**GOAL OF THE EXERCISE**
Please reproduce all of the lines below, word for word and in full.

[Saved data entries]
########################################
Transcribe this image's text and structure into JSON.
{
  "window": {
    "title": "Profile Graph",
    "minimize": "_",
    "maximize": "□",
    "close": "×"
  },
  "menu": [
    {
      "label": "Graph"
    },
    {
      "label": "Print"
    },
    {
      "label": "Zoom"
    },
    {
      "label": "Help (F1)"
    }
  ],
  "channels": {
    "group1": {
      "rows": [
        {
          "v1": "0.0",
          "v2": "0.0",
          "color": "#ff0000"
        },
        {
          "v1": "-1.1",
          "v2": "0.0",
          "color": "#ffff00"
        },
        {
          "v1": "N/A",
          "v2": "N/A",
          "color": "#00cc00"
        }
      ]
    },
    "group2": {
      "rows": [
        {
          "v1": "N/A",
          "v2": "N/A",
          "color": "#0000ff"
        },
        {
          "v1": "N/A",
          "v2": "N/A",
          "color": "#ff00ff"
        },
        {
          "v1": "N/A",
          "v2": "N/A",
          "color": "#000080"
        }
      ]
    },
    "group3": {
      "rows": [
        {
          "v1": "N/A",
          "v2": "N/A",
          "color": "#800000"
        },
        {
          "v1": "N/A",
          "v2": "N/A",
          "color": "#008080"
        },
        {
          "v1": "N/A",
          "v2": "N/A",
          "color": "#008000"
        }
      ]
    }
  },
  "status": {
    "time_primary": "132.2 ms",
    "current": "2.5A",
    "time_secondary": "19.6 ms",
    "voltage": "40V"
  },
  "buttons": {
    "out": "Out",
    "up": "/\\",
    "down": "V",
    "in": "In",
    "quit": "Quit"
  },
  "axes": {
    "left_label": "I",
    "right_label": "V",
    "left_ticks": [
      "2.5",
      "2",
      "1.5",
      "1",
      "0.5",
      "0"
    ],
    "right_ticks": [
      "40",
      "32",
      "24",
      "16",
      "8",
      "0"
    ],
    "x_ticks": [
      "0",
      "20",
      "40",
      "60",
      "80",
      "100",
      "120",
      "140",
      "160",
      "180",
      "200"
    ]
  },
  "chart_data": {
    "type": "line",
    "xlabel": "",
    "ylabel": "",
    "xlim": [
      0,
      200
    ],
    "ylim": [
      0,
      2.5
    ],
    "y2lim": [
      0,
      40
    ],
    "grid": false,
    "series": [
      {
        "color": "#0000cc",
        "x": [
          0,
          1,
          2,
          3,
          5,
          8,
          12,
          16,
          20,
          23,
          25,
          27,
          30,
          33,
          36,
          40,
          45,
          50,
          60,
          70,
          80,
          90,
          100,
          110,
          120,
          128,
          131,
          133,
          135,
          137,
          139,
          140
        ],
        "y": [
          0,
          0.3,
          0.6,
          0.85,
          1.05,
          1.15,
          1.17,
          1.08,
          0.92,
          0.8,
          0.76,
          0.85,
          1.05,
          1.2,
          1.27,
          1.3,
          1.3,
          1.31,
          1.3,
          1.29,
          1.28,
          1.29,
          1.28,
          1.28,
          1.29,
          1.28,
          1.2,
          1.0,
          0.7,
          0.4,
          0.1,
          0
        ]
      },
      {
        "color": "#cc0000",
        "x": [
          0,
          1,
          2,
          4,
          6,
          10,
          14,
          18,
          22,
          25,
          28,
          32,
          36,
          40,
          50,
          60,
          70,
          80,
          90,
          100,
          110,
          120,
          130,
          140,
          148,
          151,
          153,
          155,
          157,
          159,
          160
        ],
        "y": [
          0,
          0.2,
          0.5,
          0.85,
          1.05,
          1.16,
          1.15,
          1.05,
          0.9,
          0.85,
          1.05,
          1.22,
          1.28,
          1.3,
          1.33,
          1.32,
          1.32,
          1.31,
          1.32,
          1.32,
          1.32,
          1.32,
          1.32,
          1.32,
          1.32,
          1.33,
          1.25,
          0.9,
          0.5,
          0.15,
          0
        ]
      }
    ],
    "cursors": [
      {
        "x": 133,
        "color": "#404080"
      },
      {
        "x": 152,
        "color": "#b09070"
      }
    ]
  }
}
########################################
**EXERCISE OUTPUT**
Transcribe this image's text and structure into JSON.
{
  "window": {
    "title": "Profile Graph",
    "minimize": "_",
    "maximize": "□",
    "close": "×"
  },
  "menu": [
    {
      "label": "Graph"
    },
    {
      "label": "Print"
    },
    {
      "label": "Zoom"
    },
    {
      "label": "Help (F1)"
    }
  ],
  "channels": {
    "group1": {
      "rows": [
        {
          "v1": "0.0",
          "v2": "0.0",
          "color": "#ff0000"
        },
        {
          "v1": "-1.1",
          "v2": "0.0",
          "color": "#ffff00"
        },
        {
          "v1": "N/A",
          "v2": "N/A",
          "color": "#00cc00"
        }
      ]
    },
    "group2": {
      "rows": [
        {
          "v1": "N/A",
          "v2": "N/A",
          "color": "#0000ff"
        },
        {
          "v1": "N/A",
          "v2": "N/A",
          "color": "#ff00ff"
        },
        {
          "v1": "N/A",
          "v2": "N/A",
          "color": "#000080"
        }
      ]
    },
    "group3": {
      "rows": [
        {
          "v1": "N/A",
          "v2": "N/A",
          "color": "#800000"
        },
        {
          "v1": "N/A",
          "v2": "N/A",
          "color": "#008080"
        },
        {
          "v1": "N/A",
          "v2": "N/A",
          "color": "#008000"
        }
      ]
    }
  },
  "status": {
    "time_primary": "132.2 ms",
    "current": "2.5A",
    "time_secondary": "19.6 ms",
    "voltage": "40V"
  },
  "buttons": {
    "out": "Out",
    "up": "/\\",
    "down": "V",
    "in": "In",
    "quit": "Quit"
  },
  "axes": {
    "left_label": "I",
    "right_label": "V",
    "left_ticks": [
      "2.5",
      "2",
      "1.5",
      "1",
      "0.5",
      "0"
    ],
    "right_ticks": [
      "40",
      "32",
      "24",
      "16",
      "8",
      "0"
    ],
    "x_ticks": [
      "0",
      "20",
      "40",
      "60",
      "80",
      "100",
      "120",
      "140",
      "160",
      "180",
      "200"
    ]
  },
  "chart_data": {
    "type": "line",
    "xlabel": "",
    "ylabel": "",
    "xlim": [
      0,
      200
    ],
    "ylim": [
      0,
      2.5
    ],
    "y2lim": [
      0,
      40
    ],
    "grid": false,
    "series": [
      {
        "color": "#0000cc",
        "x": [
          0,
          1,
          2,
          3,
          5,
          8,
          12,
          16,
          20,
          23,
          25,
          27,
          30,
          33,
          36,
          40,
          45,
          50,
          60,
          70,
          80,
          90,
          100,
          110,
          120,
          128,
          131,
          133,
          135,
          137,
          139,
          140
        ],
        "y": [
          0,
          0.3,
          0.6,
          0.85,
          1.05,
          1.15,
          1.17,
          1.08,
          0.92,
          0.8,
          0.76,
          0.85,
          1.05,
          1.2,
          1.27,
          1.3,
          1.3,
          1.31,
          1.3,
          1.29,
          1.28,
          1.29,
          1.28,
          1.28,
          1.29,
          1.28,
          1.2,
          1.0,
          0.7,
          0.4,
          0.1,
          0
        ]
      },
      {
        "color": "#cc0000",
        "x": [
          0,
          1,
          2,
          4,
          6,
          10,
          14,
          18,
          22,
          25,
          28,
          32,
          36,
          40,
          50,
          60,
          70,
          80,
          90,
          100,
          110,
          120,
          130,
          140,
          148,
          151,
          153,
          155,
          157,
          159,
          160
        ],
        "y": [
          0,
          0.2,
          0.5,
          0.85,
          1.05,
          1.16,
          1.15,
          1.05,
          0.9,
          0.85,
          1.05,
          1.22,
          1.28,
          1.3,
          1.33,
          1.32,
          1.32,
          1.31,
          1.32,
          1.32,
          1.32,
          1.32,
          1.32,
          1.32,
          1.32,
          1.33,
          1.25,
          0.9,
          0.5,
          0.15,
          0
        ]
      }
    ],
    "cursors": [
      {
        "x": 133,
        "color": "#404080"
      },
      {
        "x": 152,
        "color": "#b09070"
      }
    ]
  }
}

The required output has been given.